→ Component data from apps and pages

════

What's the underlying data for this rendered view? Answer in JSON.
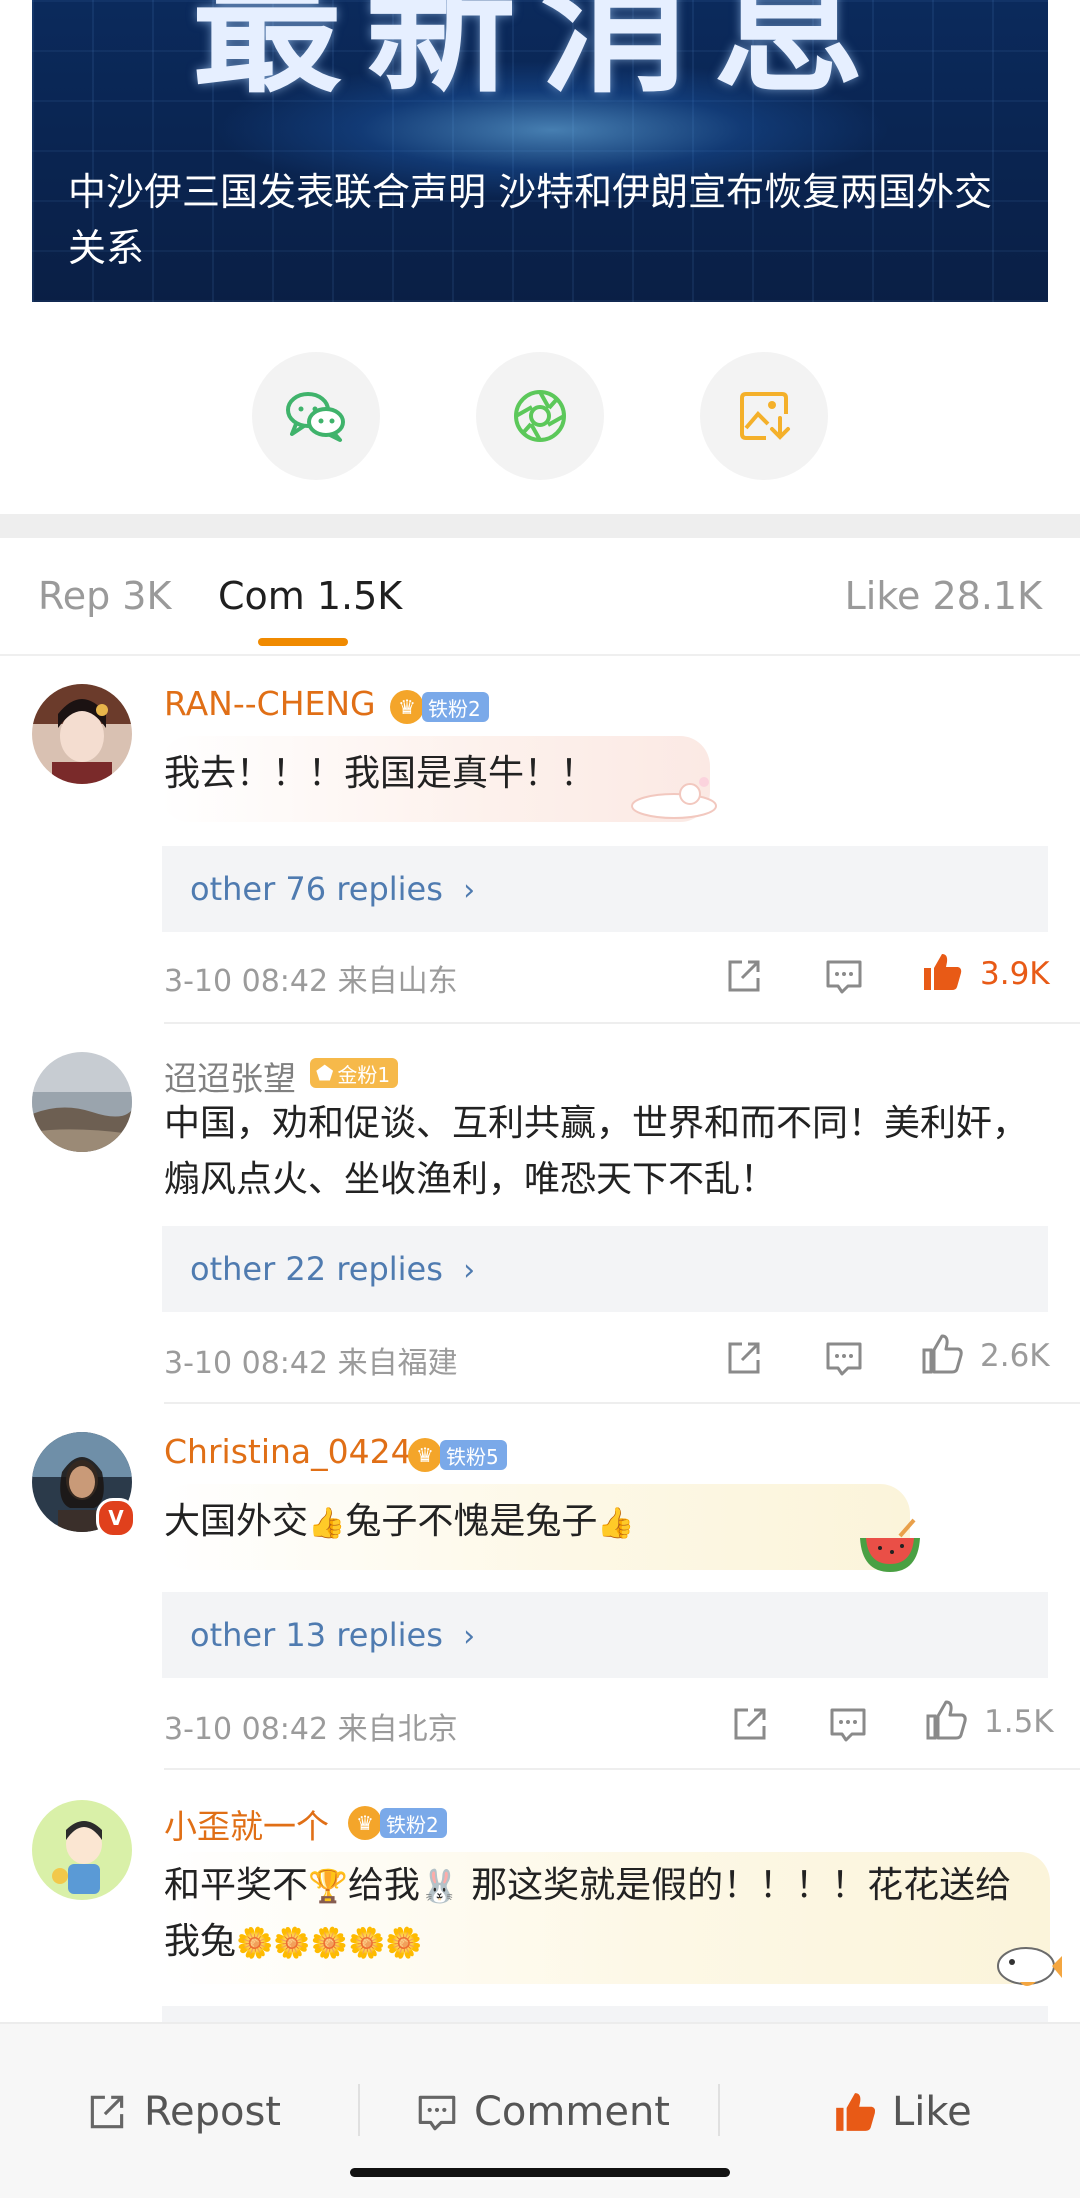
{
  "banner": {
    "big_text": "最新消息",
    "headline": "中沙伊三国发表联合声明 沙特和伊朗宣布恢复两国外交关系"
  },
  "share": [
    {
      "icon": "wechat-icon",
      "color": "#3fb36b"
    },
    {
      "icon": "moments-icon",
      "color": "#5cc85a"
    },
    {
      "icon": "save-image-icon",
      "color": "#f4b02a"
    }
  ],
  "tabs": {
    "repost": "Rep 3K",
    "comments": "Com 1.5K",
    "likes": "Like 28.1K"
  },
  "comments": [
    {
      "username": "RAN--CHENG",
      "badge": "铁粉2",
      "text": "我去！！！我国是真牛！！",
      "replies": "other 76 replies",
      "meta": "3-10 08:42 来自山东",
      "likes": "3.9K",
      "liked": true
    },
    {
      "username": "迢迢张望",
      "badge": "金粉1",
      "text": "中国，劝和促谈、互利共赢，世界和而不同！美利奸，煽风点火、坐收渔利，唯恐天下不乱！",
      "replies": "other 22 replies",
      "meta": "3-10 08:42 来自福建",
      "likes": "2.6K",
      "liked": false
    },
    {
      "username": "Christina_0424",
      "badge": "铁粉5",
      "text_parts": [
        "大国外交",
        "兔子不愧是兔子"
      ],
      "thumb_emoji": "👍",
      "replies": "other 13 replies",
      "meta": "3-10 08:42 来自北京",
      "likes": "1.5K",
      "liked": false
    },
    {
      "username": "小歪就一个",
      "badge": "铁粉2",
      "text_parts": [
        "和平奖不",
        "给我",
        "那这奖就是假的！！！！花花送给我兔"
      ],
      "trophy_emoji": "🏆",
      "rabbit_emoji": "🐰",
      "flower_emoji": "🌼🌼🌼🌼🌼"
    }
  ],
  "bottom_bar": {
    "repost": "Repost",
    "comment": "Comment",
    "like": "Like"
  },
  "colors": {
    "accent": "#f08a00",
    "username": "#e06f16",
    "link": "#4f7bb0",
    "like_active": "#e85a16"
  }
}
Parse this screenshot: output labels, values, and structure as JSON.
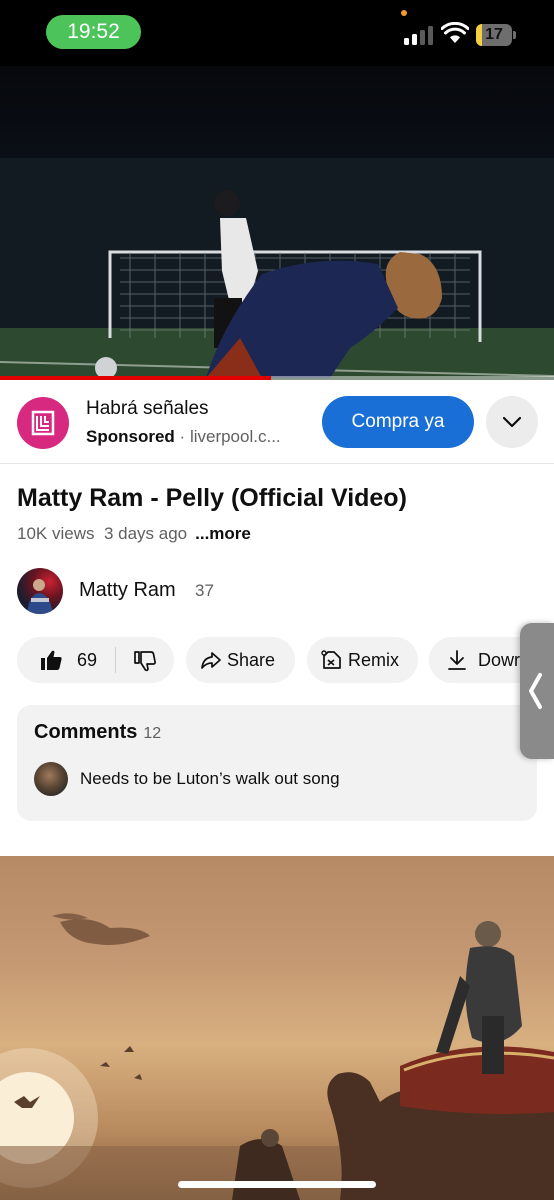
{
  "status_bar": {
    "time": "19:52",
    "battery_level": "17",
    "battery_fraction": 0.17,
    "signal_bars_active": 2,
    "colors": {
      "time_pill": "#4cc45a",
      "battery_fill": "#f4d03f",
      "privacy_dot": "#f39a2b"
    }
  },
  "player": {
    "progress_fraction": 0.49,
    "progress_color": "#e00000"
  },
  "ad": {
    "advertiser": "Habrá señales",
    "sponsored_label": "Sponsored",
    "separator": "·",
    "domain": "liverpool.c...",
    "cta_label": "Compra ya",
    "cta_color": "#1a6fd6",
    "logo_color": "#d6297f",
    "expand_icon": "chevron-down-icon"
  },
  "video": {
    "title": "Matty Ram - Pelly (Official Video)",
    "views": "10K views",
    "age": "3 days ago",
    "more_label": "...more"
  },
  "channel": {
    "name": "Matty Ram",
    "subscribers": "37"
  },
  "actions": {
    "like_count": "69",
    "like_icon": "thumbs-up-icon",
    "dislike_icon": "thumbs-down-icon",
    "share_label": "Share",
    "share_icon": "share-arrow-icon",
    "remix_label": "Remix",
    "remix_icon": "remix-icon",
    "download_label": "Dowr",
    "download_icon": "download-icon"
  },
  "comments": {
    "heading": "Comments",
    "count": "12",
    "top_comment": "Needs to be Luton’s walk out song"
  },
  "side_handle": {
    "icon": "chevron-left-icon"
  }
}
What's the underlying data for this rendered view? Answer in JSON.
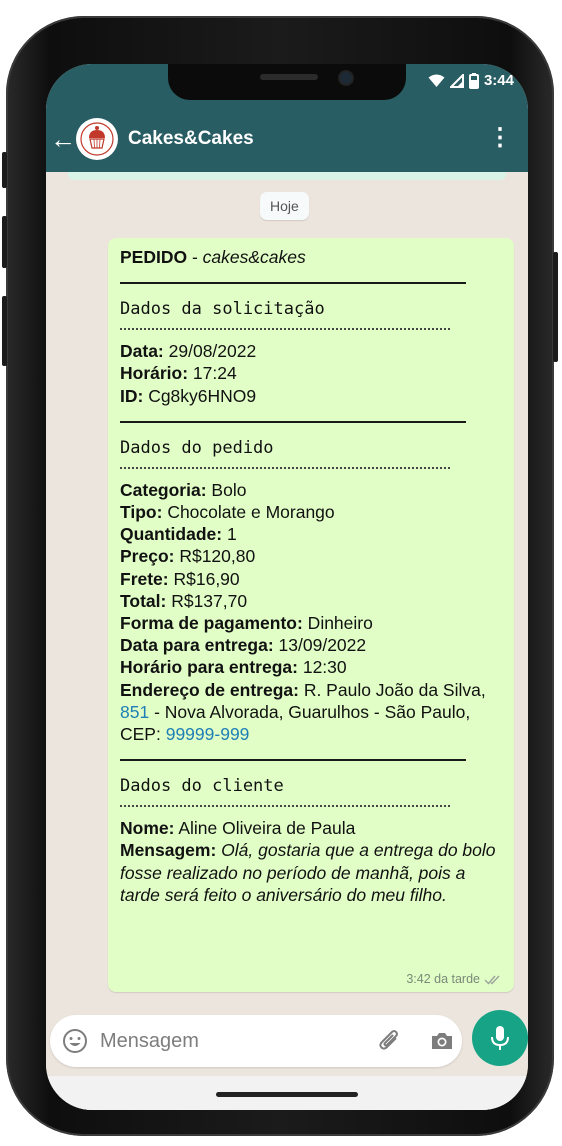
{
  "status": {
    "time": "3:44"
  },
  "header": {
    "title": "Cakes&Cakes"
  },
  "chat": {
    "date_label": "Hoje"
  },
  "message": {
    "line1_bold": "PEDIDO",
    "line1_rest": " - ",
    "line1_italic": "cakes&cakes",
    "section1": "Dados da solicitação",
    "data_label": "Data:",
    "data_value": " 29/08/2022",
    "horario_label": "Horário:",
    "horario_value": " 17:24",
    "id_label": "ID:",
    "id_value": " Cg8ky6HNO9",
    "section2": "Dados do pedido",
    "categoria_label": "Categoria:",
    "categoria_value": " Bolo",
    "tipo_label": "Tipo:",
    "tipo_value": " Chocolate e Morango",
    "quantidade_label": "Quantidade:",
    "quantidade_value": " 1",
    "preco_label": "Preço:",
    "preco_value": " R$120,80",
    "frete_label": "Frete:",
    "frete_value": " R$16,90",
    "total_label": "Total:",
    "total_value": " R$137,70",
    "pagamento_label": "Forma de pagamento:",
    "pagamento_value": " Dinheiro",
    "data_entrega_label": "Data para entrega:",
    "data_entrega_value": " 13/09/2022",
    "horario_entrega_label": "Horário para entrega:",
    "horario_entrega_value": " 12:30",
    "endereco_label": "Endereço de entrega:",
    "endereco_part1": " R. Paulo João da Silva, ",
    "endereco_number": "851",
    "endereco_part2": " - Nova Alvorada, Guarulhos - São Paulo, CEP: ",
    "endereco_cep": "99999-999",
    "section3": "Dados do cliente",
    "nome_label": "Nome:",
    "nome_value": " Aline Oliveira de Paula",
    "mensagem_label": "Mensagem:",
    "mensagem_value": " Olá, gostaria que a entrega do bolo fosse realizado no período de manhã, pois a tarde será feito o aniversário do meu filho.",
    "timestamp": "3:42 da tarde"
  },
  "input": {
    "placeholder": "Mensagem"
  },
  "colors": {
    "header": "#285d63",
    "bubble": "#e1fec6",
    "accent": "#16a386",
    "link": "#1d7fb6"
  },
  "icons": [
    "back-arrow-icon",
    "cupcake-logo-icon",
    "more-vert-icon",
    "wifi-icon",
    "signal-icon",
    "battery-icon",
    "double-check-icon",
    "emoji-icon",
    "paperclip-icon",
    "camera-icon",
    "mic-icon"
  ]
}
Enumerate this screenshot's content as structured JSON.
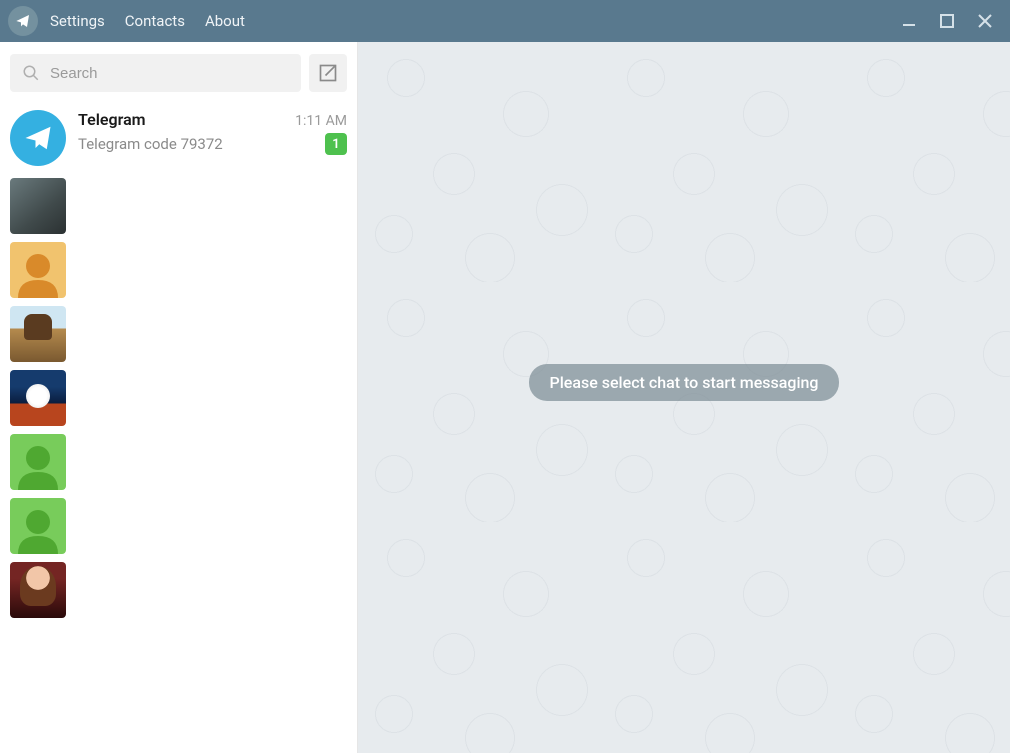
{
  "titlebar": {
    "menu": {
      "settings": "Settings",
      "contacts": "Contacts",
      "about": "About"
    }
  },
  "search": {
    "placeholder": "Search"
  },
  "empty_state": {
    "message": "Please select chat to start messaging"
  },
  "chats": [
    {
      "name": "Telegram",
      "time": "1:11 AM",
      "preview": "Telegram code 79372",
      "badge": "1",
      "avatar": "telegram"
    }
  ]
}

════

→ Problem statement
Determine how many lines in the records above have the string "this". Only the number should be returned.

→ Task answer
4